The US statement reminded Beijing to abide by the July 2016 “legally binding decision” of the Permanent Court of Arbitration (Arbitral Tribunal) in The Hague, wherein the Court ruled that “the People’s Republic of China (PRC) has no lawful maritime claims to Second Thomas Shoal.”
“The United States reiterates, pursuant to the 1982 Law of the Sea Convention, the 2016 arbitral decision is final and legally binding on the PRC and the Philippines, and we call upon the PRC to abide by the ruling,” Price said.
Senate President Juan Miguel Zubiri spoke out against what he called the continued provocations of the Chinese Navy in the West Philippine Sea.
“This is not the first time our troops have been harassed by Chinese forces on our waters,” he said, as he called on China to stop its aggressive intimidation tactics.
Senator Risa Hontiveros accused China’s Ministry of Foreign Affairs of lying, saying China cannot claim that its coast guard ship acted in accordance with international law.
“Ayungin Shoal is a territory of the Philippines,” she said. “It does not belong to China. Let’s not call it by its Chinese name. Ayungin is part of the Philippines’ exclusive economic zone. The UNCLOS affirms this. The wider international community recognizes this. It is only China’s authoritarian government that seems to think otherwise.”
“To China’s MOFA, stop lying and stick to the truth: that China is using her military might to justify her blatant and dangerous disregard for international law, with her flimsy historical ‘claim’ as an excuse.

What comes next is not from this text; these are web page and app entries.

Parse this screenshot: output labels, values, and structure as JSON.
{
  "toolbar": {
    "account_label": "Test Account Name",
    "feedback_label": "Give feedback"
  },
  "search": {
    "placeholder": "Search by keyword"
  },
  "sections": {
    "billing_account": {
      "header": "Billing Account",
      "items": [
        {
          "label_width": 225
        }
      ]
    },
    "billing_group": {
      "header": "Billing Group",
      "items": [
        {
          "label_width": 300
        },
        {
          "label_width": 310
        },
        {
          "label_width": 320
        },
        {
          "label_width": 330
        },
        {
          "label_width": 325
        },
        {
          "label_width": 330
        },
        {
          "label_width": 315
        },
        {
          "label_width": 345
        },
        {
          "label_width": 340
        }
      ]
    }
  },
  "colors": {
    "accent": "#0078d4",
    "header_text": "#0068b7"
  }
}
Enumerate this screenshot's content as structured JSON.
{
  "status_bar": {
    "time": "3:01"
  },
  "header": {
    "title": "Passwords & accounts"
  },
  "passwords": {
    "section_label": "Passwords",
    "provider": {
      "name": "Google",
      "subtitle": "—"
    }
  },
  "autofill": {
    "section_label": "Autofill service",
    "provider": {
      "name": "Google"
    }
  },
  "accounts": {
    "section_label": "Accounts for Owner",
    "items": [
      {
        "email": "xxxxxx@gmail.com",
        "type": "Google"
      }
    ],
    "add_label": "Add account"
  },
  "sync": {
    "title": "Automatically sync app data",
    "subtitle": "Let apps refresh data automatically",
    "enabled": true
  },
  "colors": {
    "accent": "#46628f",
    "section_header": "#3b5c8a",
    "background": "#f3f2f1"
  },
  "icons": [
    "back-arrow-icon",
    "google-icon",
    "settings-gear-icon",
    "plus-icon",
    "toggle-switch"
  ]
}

Stop with the false narratives, end the lies, and get out of the West Philippine Sea,” she said.
Senator Jinggoy Estrada assailed the latest intimidation tactic employed by the Chinese coast guard against members of the PCG.
Senator Alan Peter Cayetano underscored the need for the government to have a clear strategy on the West Philippine Sea.